(Exercise materials)
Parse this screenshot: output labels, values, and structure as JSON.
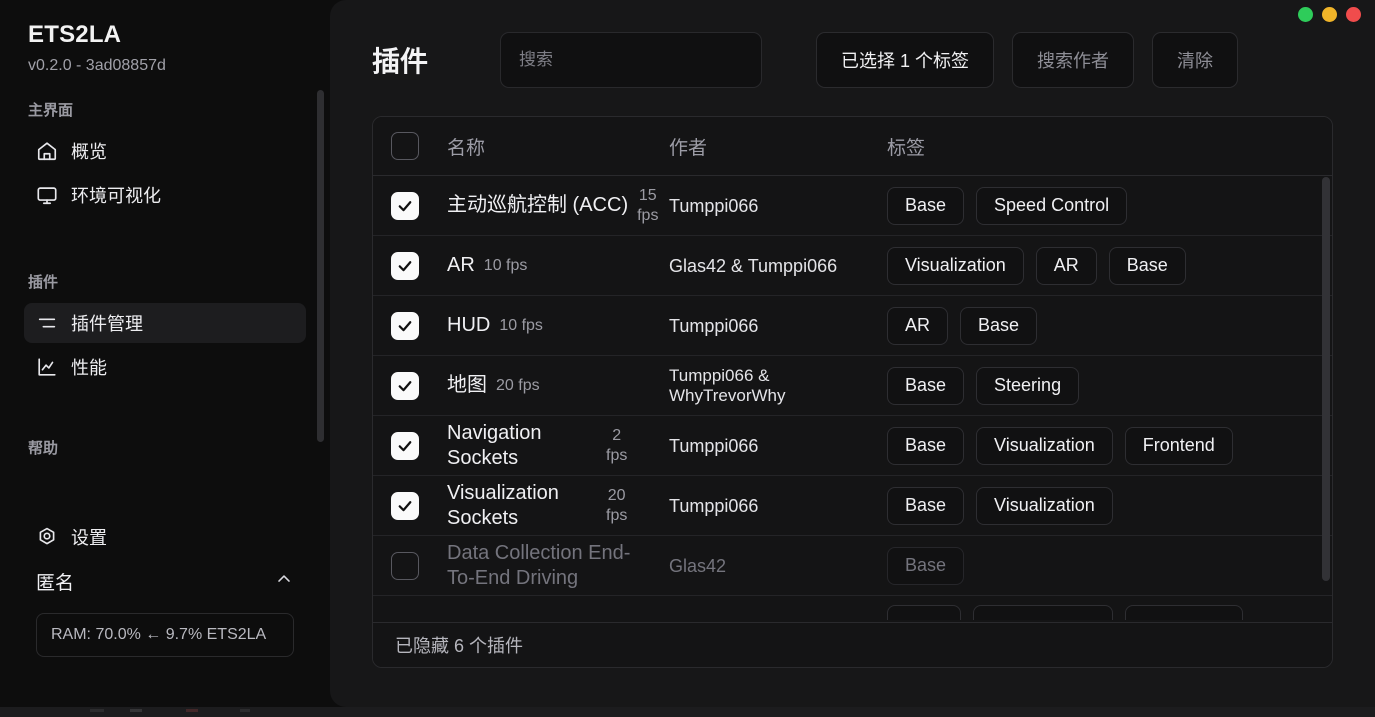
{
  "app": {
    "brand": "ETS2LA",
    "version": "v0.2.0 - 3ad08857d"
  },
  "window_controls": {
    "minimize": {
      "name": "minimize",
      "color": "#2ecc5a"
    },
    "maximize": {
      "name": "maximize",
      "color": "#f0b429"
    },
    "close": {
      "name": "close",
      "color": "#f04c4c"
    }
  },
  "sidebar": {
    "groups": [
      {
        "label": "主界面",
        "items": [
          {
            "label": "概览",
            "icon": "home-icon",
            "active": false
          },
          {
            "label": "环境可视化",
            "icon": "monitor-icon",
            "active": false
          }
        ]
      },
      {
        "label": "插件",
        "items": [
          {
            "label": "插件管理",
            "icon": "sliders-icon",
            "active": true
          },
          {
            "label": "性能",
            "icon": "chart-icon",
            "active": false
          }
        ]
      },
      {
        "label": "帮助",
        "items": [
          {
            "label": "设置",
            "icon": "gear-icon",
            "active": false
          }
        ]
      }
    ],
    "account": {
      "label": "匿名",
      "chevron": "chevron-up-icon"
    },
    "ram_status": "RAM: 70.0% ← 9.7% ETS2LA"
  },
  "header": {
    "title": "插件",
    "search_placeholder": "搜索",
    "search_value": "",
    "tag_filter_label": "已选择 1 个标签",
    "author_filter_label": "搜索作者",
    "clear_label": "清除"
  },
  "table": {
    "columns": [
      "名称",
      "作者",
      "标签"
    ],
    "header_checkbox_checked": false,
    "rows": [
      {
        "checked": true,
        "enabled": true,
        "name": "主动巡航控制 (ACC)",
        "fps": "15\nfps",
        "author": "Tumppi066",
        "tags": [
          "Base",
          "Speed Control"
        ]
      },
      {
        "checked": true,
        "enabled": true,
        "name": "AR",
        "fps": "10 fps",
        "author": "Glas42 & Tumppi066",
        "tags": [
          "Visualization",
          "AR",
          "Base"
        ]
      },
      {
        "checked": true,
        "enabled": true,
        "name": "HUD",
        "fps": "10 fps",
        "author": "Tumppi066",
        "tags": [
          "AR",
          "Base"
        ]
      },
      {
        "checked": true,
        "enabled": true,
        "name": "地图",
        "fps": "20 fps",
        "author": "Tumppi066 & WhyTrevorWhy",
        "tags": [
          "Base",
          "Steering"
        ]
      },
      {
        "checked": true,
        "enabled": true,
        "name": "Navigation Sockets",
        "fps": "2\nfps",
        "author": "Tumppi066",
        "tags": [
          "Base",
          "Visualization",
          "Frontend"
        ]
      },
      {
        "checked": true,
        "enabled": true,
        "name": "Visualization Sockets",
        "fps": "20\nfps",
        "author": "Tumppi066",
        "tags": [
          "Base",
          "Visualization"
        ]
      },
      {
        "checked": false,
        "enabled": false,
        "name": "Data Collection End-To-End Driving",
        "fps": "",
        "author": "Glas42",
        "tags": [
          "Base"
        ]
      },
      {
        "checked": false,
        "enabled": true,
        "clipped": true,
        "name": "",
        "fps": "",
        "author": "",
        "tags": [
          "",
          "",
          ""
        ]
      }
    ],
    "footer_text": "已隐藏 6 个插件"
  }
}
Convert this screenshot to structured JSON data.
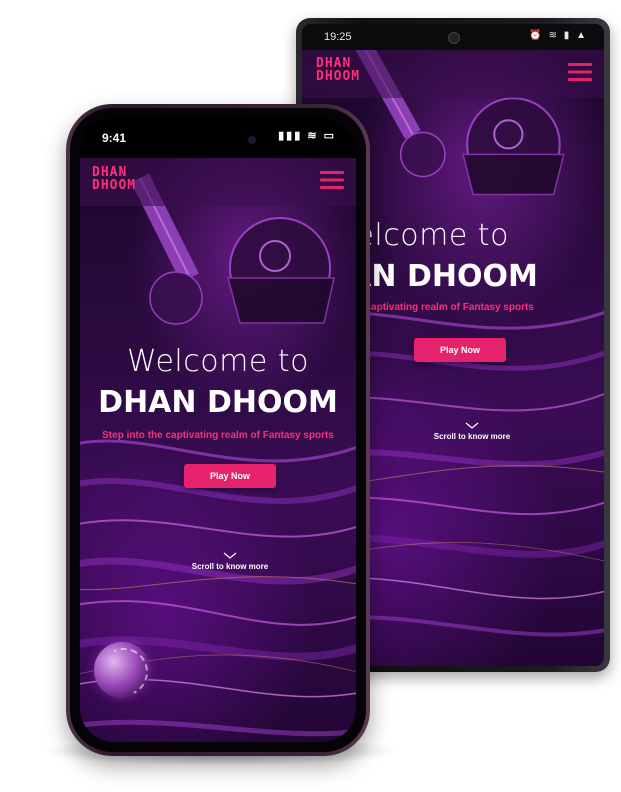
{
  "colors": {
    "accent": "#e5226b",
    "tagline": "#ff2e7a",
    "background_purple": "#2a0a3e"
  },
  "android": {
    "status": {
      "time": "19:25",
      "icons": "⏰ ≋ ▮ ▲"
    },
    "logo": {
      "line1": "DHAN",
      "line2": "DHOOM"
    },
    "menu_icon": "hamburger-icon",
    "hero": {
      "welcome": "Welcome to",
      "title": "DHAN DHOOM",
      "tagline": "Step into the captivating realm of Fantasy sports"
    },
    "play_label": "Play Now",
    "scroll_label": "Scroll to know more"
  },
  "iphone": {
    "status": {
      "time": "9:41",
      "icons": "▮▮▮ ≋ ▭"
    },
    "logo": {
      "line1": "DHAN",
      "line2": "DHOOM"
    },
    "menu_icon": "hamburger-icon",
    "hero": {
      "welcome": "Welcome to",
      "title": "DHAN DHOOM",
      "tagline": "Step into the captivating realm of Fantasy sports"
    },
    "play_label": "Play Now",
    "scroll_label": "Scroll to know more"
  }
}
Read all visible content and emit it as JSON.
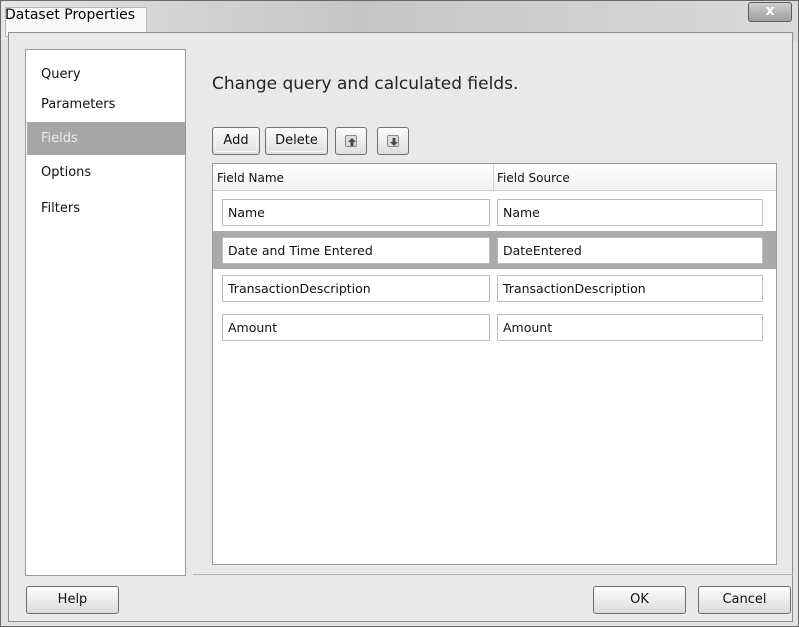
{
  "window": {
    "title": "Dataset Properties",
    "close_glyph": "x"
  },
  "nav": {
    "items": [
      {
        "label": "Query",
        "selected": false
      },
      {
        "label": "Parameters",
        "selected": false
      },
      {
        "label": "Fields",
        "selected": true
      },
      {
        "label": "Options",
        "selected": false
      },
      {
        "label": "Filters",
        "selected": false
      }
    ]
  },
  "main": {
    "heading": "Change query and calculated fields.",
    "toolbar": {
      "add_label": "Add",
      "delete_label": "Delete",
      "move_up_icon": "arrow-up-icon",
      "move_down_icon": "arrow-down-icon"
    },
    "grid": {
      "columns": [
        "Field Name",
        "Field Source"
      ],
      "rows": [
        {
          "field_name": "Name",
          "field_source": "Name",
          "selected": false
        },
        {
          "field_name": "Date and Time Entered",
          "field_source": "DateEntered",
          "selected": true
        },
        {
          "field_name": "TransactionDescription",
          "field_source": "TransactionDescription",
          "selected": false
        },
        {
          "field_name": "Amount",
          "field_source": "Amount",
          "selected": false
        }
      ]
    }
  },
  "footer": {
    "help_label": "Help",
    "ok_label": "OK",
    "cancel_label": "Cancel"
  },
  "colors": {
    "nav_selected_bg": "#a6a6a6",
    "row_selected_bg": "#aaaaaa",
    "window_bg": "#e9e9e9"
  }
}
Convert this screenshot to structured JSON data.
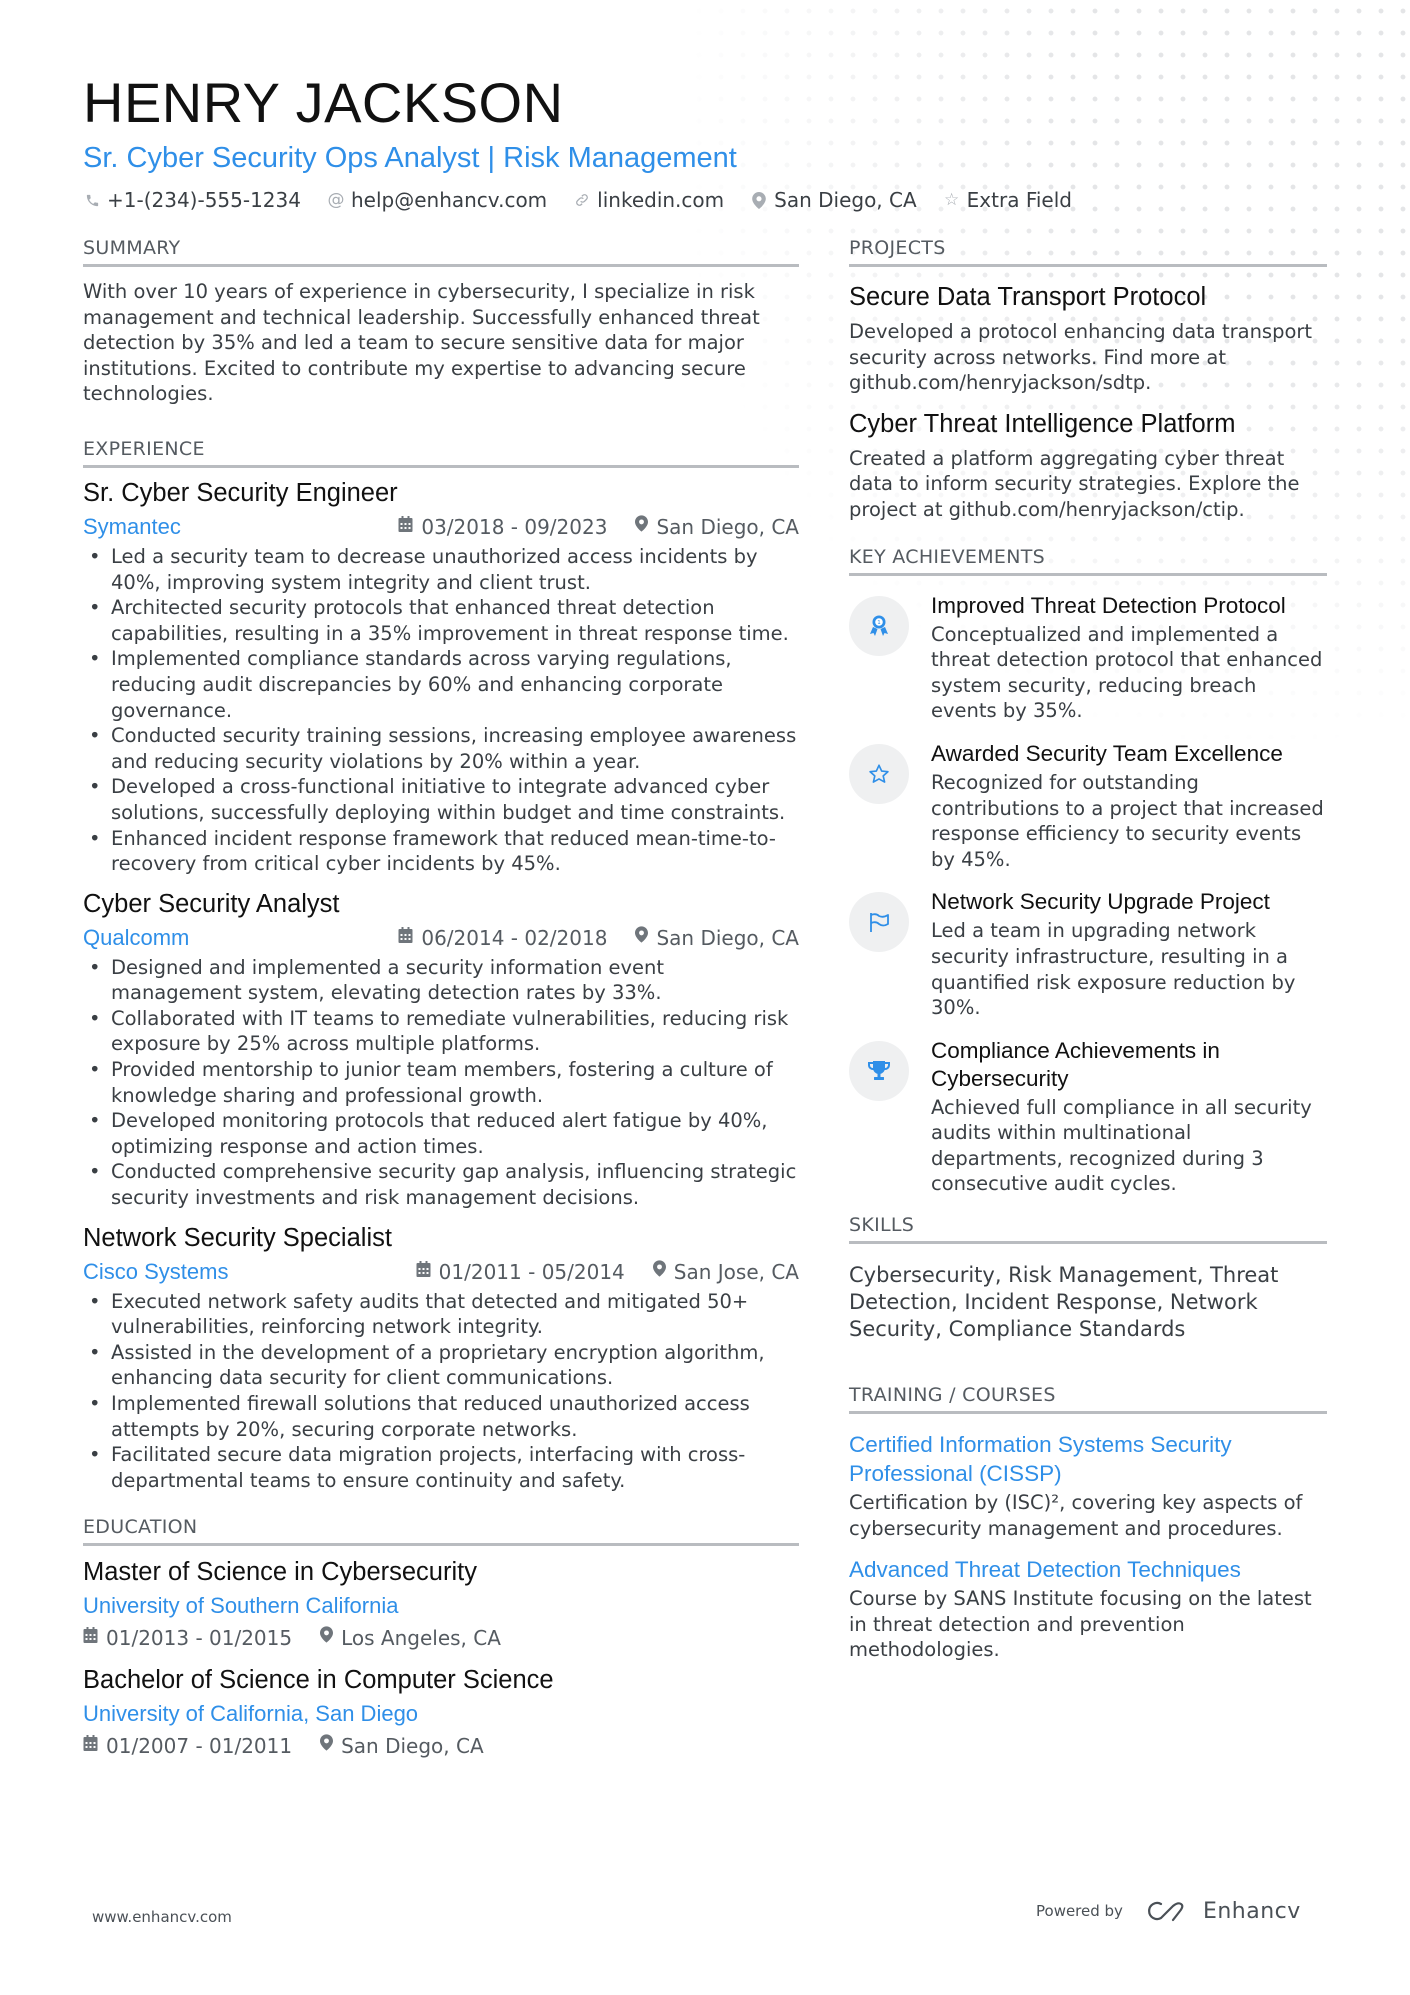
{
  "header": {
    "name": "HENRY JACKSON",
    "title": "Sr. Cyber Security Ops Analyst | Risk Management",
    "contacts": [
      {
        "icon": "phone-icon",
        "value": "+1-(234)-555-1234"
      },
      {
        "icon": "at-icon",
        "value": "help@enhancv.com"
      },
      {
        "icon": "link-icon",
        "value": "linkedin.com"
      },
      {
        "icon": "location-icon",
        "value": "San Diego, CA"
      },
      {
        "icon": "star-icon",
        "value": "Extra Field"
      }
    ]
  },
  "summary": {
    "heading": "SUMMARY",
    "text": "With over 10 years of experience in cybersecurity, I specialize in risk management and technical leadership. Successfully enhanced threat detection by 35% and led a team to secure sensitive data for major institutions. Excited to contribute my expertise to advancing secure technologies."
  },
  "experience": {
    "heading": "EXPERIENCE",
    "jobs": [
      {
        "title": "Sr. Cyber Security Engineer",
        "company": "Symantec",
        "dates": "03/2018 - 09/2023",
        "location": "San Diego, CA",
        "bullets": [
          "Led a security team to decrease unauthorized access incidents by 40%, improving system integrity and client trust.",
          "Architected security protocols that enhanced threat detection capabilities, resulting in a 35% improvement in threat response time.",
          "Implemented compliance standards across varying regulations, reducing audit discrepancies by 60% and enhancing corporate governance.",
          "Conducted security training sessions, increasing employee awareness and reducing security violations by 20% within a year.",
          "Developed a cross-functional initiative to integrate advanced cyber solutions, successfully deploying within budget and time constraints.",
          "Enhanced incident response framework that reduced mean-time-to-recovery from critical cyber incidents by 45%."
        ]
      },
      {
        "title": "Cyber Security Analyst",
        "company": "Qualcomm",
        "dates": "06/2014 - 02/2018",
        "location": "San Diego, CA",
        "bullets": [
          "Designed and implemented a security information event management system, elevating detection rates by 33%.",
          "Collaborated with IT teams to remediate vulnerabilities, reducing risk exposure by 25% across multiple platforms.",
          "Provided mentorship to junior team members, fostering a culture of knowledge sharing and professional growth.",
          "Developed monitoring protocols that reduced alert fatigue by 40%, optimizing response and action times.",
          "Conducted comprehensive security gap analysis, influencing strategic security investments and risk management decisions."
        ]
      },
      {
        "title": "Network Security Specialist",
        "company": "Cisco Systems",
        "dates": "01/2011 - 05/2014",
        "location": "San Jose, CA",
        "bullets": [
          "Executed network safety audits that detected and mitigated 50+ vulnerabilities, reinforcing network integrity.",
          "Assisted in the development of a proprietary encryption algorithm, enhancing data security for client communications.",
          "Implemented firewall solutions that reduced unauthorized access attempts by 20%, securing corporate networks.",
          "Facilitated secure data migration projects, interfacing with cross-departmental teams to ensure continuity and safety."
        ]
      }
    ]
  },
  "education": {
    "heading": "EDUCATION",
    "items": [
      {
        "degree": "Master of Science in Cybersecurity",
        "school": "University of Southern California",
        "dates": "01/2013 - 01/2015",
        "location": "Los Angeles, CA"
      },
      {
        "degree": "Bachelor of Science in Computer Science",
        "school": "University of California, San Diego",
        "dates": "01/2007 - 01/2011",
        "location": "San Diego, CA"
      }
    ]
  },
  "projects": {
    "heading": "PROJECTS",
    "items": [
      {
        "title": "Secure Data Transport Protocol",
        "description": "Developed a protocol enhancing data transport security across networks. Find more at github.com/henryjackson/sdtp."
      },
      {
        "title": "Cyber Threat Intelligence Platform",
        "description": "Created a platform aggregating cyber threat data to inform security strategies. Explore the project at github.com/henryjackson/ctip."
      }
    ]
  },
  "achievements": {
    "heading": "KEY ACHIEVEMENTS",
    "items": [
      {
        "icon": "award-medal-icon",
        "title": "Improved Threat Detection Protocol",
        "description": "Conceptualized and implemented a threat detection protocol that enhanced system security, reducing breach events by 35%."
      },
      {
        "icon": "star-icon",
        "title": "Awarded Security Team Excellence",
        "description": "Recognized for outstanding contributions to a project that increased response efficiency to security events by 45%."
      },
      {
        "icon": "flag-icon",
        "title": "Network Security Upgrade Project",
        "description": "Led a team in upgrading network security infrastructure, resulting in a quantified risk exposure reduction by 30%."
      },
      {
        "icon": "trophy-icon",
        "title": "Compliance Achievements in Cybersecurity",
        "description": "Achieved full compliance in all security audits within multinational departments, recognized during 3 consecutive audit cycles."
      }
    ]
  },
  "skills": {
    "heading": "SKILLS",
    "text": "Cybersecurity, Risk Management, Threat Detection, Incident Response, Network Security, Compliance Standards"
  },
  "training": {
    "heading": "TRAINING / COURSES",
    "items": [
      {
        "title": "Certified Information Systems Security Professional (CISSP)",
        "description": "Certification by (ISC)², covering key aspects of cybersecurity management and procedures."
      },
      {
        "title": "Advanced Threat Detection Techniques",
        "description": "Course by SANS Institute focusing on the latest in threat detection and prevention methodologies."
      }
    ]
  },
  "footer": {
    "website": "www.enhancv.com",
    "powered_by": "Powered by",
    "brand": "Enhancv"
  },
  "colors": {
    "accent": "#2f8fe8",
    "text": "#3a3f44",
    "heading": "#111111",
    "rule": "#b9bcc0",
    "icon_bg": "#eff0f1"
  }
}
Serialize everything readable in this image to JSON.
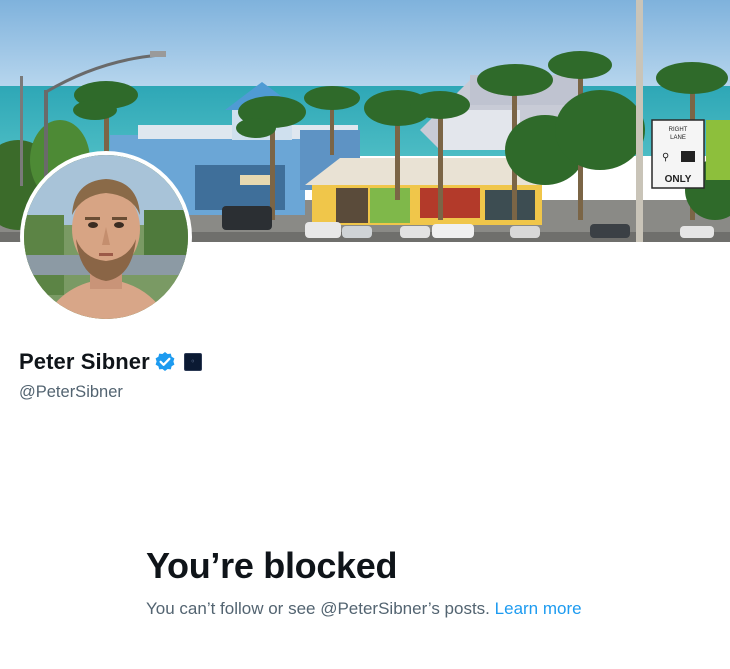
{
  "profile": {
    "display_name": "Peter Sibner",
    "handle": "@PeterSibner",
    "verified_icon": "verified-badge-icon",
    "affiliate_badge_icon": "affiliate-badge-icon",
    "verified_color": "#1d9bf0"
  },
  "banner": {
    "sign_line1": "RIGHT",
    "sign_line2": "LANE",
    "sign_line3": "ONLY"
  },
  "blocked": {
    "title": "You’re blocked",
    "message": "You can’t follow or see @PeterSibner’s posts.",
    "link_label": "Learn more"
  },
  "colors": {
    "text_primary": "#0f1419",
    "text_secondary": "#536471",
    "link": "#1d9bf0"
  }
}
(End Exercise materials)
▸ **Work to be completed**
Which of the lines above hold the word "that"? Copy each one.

▸ **Exercise result**
          "Architected security protocols that enhanced threat detection capabilities, resulting in a 35% improvement in threat response time.",
          "Enhanced incident response framework that reduced mean-time-to-recovery from critical cyber incidents by 45%."
          "Developed monitoring protocols that reduced alert fatigue by 40%, optimizing response and action times.",
          "Executed network safety audits that detected and mitigated 50+ vulnerabilities, reinforcing network integrity.",
          "Implemented firewall solutions that reduced unauthorized access attempts by 20%, securing corporate networks.",
        "description": "Conceptualized and implemented a threat detection protocol that enhanced system security, reducing breach events by 35%."
        "description": "Recognized for outstanding contributions to a project that increased response efficiency to security events by 45%."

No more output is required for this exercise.